I had never been to an annual conference before, and I was amazed at how packed the schedule was. Luckily, MLA created an app just for the conference, in addition to their print program, which was invaluable in keeping track of all the sessions offered. From the opening ceremony Saturday night until the end of my poster presentation on Tuesday afternoon, I was constantly on the move from one interesting program to the next! It would take a veerrry long blog post to cover everything, so I’ll just go over some highlights of my trip.
One of the first plenary sessions was with Julie Angus, who was the first woman to row across the Atlantic Ocean from mainland to mainland. She talked about overcoming challenges, something she became very familiar with on her journey, which was beset with hurricanes, tropical storms, equipment failures, and bureaucratic entanglements. One of her points had to do with ranking priorities:
- Is it going to kill me now?
- Is it going to kill me?
- Is it going to stop progress?
Obviously (well, hopefully), these are less applicable to library life than adventuring, but I think they’re still good to keep in mind.
The Janet Doe lecture was given by Julia Sollenberger, an associate professor at the University of Rochester Medical Center and the director of Medical Center Libraries and Technologies. Her talk was entitled “Looking Inside Ourselves: A Culture of Kindness” and focused particularly on mindfulness, even concluding in a short meditation exercise given by her son.

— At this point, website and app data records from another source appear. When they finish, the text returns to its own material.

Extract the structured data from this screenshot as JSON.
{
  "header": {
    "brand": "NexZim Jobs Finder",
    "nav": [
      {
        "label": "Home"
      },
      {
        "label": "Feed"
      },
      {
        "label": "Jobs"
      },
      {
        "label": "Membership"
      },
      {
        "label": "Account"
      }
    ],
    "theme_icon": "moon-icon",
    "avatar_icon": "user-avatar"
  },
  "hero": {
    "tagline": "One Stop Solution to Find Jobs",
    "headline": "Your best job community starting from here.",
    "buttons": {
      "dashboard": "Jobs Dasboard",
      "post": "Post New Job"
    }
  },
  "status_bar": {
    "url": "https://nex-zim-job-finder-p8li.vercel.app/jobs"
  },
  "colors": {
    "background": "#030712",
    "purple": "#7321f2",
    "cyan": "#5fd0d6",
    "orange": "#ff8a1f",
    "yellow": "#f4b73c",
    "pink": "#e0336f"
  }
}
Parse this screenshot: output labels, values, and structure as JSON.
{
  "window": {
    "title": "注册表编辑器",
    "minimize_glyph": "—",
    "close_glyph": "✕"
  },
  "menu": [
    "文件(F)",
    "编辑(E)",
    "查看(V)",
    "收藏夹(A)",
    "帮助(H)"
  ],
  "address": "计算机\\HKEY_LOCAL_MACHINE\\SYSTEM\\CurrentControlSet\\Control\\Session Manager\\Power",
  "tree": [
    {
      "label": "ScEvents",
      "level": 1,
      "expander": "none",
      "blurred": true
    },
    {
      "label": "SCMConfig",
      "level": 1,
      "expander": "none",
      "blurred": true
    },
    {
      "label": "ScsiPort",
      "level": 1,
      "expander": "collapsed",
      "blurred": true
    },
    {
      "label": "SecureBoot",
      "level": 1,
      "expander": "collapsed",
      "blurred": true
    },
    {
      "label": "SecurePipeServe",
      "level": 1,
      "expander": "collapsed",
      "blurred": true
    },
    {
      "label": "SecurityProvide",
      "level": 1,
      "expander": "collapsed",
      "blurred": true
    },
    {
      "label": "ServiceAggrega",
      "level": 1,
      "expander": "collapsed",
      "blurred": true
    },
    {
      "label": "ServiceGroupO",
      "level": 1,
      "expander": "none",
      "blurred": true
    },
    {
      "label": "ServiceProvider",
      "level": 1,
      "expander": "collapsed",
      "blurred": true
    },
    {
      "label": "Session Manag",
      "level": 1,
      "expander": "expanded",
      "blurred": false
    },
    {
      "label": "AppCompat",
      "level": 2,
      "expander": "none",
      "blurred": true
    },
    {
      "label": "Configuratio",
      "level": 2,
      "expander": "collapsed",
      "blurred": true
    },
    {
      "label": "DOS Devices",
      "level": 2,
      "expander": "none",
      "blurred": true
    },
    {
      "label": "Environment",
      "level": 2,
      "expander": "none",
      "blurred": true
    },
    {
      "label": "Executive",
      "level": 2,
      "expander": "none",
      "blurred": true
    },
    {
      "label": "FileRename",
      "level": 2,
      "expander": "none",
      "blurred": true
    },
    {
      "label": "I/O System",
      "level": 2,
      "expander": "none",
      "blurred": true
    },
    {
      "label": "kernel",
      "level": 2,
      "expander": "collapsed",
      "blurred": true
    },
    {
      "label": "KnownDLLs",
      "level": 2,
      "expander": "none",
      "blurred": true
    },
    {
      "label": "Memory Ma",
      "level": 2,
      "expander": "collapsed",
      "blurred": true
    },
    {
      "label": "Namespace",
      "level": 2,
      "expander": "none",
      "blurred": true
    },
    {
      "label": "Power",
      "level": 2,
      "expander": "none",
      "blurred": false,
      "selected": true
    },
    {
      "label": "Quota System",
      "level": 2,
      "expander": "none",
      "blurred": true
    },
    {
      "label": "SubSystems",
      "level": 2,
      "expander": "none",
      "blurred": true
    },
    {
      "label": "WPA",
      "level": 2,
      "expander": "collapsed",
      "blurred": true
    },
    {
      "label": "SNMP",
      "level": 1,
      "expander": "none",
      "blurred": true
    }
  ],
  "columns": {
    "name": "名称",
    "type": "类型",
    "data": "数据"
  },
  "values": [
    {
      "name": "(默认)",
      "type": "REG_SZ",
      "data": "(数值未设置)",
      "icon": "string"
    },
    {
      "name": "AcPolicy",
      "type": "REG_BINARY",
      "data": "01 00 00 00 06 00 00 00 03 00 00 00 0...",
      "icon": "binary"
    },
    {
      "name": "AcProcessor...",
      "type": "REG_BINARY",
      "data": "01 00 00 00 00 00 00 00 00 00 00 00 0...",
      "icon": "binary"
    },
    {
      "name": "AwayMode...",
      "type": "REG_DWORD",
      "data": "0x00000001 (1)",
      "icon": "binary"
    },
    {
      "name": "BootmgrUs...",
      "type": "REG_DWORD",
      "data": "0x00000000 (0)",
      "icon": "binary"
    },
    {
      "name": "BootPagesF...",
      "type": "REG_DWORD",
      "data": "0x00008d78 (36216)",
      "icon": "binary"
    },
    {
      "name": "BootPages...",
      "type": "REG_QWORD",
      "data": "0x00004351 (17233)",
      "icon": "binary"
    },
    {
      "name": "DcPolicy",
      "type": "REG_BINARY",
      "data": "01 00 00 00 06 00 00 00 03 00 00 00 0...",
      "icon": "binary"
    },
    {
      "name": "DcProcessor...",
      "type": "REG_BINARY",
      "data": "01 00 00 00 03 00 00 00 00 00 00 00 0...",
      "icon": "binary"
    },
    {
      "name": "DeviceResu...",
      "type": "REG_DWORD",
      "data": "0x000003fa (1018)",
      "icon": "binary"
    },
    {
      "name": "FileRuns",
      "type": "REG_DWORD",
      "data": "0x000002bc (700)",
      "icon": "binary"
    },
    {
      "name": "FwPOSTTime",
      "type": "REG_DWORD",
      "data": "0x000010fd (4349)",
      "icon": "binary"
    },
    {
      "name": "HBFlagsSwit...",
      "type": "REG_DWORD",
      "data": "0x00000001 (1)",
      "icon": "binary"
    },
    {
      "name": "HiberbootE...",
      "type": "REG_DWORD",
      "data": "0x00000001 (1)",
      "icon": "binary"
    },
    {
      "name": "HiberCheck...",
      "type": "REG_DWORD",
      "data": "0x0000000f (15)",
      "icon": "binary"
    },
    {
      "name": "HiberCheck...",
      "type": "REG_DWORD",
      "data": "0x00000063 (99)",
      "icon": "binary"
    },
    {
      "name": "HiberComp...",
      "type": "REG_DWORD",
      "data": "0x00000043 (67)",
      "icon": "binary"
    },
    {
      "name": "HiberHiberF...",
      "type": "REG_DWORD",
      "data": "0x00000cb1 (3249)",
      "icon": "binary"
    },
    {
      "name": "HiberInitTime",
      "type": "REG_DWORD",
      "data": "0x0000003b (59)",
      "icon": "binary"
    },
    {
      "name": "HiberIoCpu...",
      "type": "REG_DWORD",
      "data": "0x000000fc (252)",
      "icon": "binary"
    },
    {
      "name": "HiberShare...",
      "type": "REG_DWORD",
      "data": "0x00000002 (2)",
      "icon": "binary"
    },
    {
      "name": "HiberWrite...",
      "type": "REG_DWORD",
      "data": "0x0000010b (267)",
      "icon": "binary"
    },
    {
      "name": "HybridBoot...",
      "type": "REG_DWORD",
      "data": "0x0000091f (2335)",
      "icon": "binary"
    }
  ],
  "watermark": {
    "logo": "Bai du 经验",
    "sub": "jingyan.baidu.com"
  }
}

As the Scholarly Communications Librarian here at Touro, I was interested in seeing what other libraries are doing in terms of scholarly communications. I was gratified to see a number of relevant presentations, including ones talking about promoting research services, introducing new and different kinds of metrics, and creating interdisciplinary scholarly communications communities within an institution. I hope to incorporate some of the information I learned into our workshops and services.
As I mentioned before, I also presented my poster and discussed the work we’re doing with our institutional repository, Touro Scholar. If you’re interested in seeing the poster yourself, you can take a look at it here.
Of course, it wasn’t all work, work, work! I made sure to see some of the sites of Seattle. Despite Seattle’s reputation for rain, I had pretty lovely weather most of the time.
One highlight was the famous Pike Place Market, which is a real food market with eclectic stalls and shops, and…a giant shoe museum.
I’m so glad I had the opportunity to go to MLA. I learned a lot, met a lot of great librarians, and came home enriched by the whole experience.